continuation of Our First Day In Singapore (Part 1) – August 20
Singapore has a diverse population made up of Chinese, Malays, Indians, Caucasians and Asians (of various descent). It isn’t a wonder to find shopping and ethnic districts like Arab Street, Little India, Chinatown, Orchard Road and Marina Bay. We were able to do a walking tour of two of them before the day ends.
Our food trip in Bugis Street was preceded with a walkabout around the vicinity of Arab Street just a few blocks away. Arab Street interestingly illustrates the Arabian culture. You can easily find conservatively dressed Muslims, beautiful old shop houses lined up on the streets and marvel at the largest mosque in the country – the Sultan Mosque – easily identified by its golden domes.
Right across the Sultan Mosque is the famous Zam-Zam, one of Singapore’s best know restaurant for all sorts of Muslim-Malay food, which serves their legendary Murtabak (a type of stuffed pancake eaten with curry). Too bad we’re still full from our last meal.
Along Kandahar Street was a long line of street food vendors selling items quite unfamiliar to my eyes. I spotted a table that sells mini Otah-Otah. I asked what it is to which the vendor replied, “Fish cake made of mackarel”. I have never tasted fish cake so to my curiosity I bought some and shared it with the others. It’s spicy and is an acquired taste. I can do for one more hadn’t we moved along.
Later on I found out that Otah-Otah is also sometimes called Otak-Otak. Otak means brains in Indonesia and Malay. (Very close to the Filipino word “Utak” with the same meaning) and the name of the dish is derived from the idea that the dish some what resembles brains, being grey, soft and almost squishy. Otah-otah is made by mixing fish paste (usually mackerel) with a mixture of spices. The mixture is then wrapped in a banana leaf that has been softened by steaming, then grilled or steamed.
At Bian’s Cafe
We chanced upon a cozy looking coffee shop along the same street and decided it’s about time for some caffeine in our system. We took our seats and was greeted by the very nice Chinese owner named Bian Huibin. While we wait for our order he offered us a book to browse: “The Sidewalk Beauty – The Stray Cats Of Singapore” – a photographic journal that pays tribute to Singapore’s street cats. Over 200 pages of beautiful cat photos with humoring captions. We notice most of the cats’ left ear in the photos are snipped. His website mentioned that in an attempt to curb the proliferation of stray cats, most of the strays have been sterilized. The snipped left tip on their ear is the mark of their surgery.
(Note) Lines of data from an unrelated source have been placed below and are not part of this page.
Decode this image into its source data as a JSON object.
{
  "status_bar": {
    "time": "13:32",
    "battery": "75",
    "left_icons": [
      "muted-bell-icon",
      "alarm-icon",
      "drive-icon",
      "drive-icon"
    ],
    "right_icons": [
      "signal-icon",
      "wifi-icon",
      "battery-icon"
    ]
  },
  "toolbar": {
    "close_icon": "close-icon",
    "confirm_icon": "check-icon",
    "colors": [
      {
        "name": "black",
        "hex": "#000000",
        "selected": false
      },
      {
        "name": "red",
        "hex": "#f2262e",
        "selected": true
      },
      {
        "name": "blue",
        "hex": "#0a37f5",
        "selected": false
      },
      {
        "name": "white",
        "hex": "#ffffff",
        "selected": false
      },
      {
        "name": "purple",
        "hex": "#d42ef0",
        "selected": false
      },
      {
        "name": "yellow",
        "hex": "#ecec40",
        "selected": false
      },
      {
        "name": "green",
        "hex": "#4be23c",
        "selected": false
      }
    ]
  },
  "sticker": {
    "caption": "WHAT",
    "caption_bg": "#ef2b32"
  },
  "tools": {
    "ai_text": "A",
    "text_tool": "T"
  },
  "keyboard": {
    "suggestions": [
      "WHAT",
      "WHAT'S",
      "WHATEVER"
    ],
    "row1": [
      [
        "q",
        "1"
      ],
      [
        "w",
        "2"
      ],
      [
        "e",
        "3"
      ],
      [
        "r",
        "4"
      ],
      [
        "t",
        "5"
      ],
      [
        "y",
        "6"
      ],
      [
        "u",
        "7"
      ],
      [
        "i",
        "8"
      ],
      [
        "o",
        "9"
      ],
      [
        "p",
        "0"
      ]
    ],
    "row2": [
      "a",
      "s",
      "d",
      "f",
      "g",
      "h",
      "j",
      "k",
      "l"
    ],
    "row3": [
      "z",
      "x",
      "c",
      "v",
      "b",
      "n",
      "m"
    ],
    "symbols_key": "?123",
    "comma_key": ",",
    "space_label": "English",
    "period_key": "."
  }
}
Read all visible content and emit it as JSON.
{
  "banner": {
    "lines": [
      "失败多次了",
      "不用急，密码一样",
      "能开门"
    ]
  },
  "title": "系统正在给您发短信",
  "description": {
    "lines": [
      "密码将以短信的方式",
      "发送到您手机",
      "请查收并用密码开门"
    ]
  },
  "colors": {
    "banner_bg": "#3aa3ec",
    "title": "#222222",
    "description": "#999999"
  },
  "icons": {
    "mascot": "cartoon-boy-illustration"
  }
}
It took awhile before we found out he’s the author/photographer of the pictures in the book. Very entertaining for cat lovers like us. (I have one at home name Doro, Law has one named Bassline, both Ian Zafra and Antonette has one too and Bachie has a dozen!) Quite interesting is the author’s biography:
Bian Huibin graduated from the Faculty of Music at the National Academy of Chinese Theatre Arts in 1985, having majored in Percussion and minored in French Horn. In 1991, he graduated from the Beijing Film Academy Photography faculty, having majored in Feature Film Photography. He has been in Singapore since 1995 upon invitation to work in television production here. Since then, he has produced numerous advertisements and documentaries. He is currently the Artistic Director of Hetian Film Productions.
It’s very humbling that a man of his stature is serving coffee and drinks to his customers. I admired him for that. For more photos and info about his book visit straycatsofsingapore.com and singopera.com.sg. I went inside his shop and found a lot pictures on the wall of chinese opera singers in costume. He told me his wife is a Chinese Opera singer and instructor. Chinese Opera is an old form of drama and musical theater in China with roots going back to the third century. Upstairs is Singapore Chinese Opera Museum (SCOM) in which Bian is also the museum director.
Bian and I had a difficult time conversing since he is not well-versed with the English language. But graciously tried to explain the things he do, showed me around a bit and opened his website for me to browse. He also showed me a sample clip of an actual chinese opera he produced. He asked about my music and I showed him our site and in no time at all the whole coffee shop was blasting “Canto De Maria Clara“, one of our songs from the debut album. And when it was time to say goodbye we took pics and exchanged cards for future correspondence.
Children’s Little Museum
There’s wonderful pedestrian area on Bussorah Street located right behind the Sultan Mosque. There are shops and cafes there. Many of the restaurants have sheeshas or water pipes, which you can smoke. We also checked out a vintage shop called Children’s Little Museum. It has items from 1950s to 1970s. A very nostalgic and enjoyable find!
Continued at Our First Day in Singapore (Part 3)…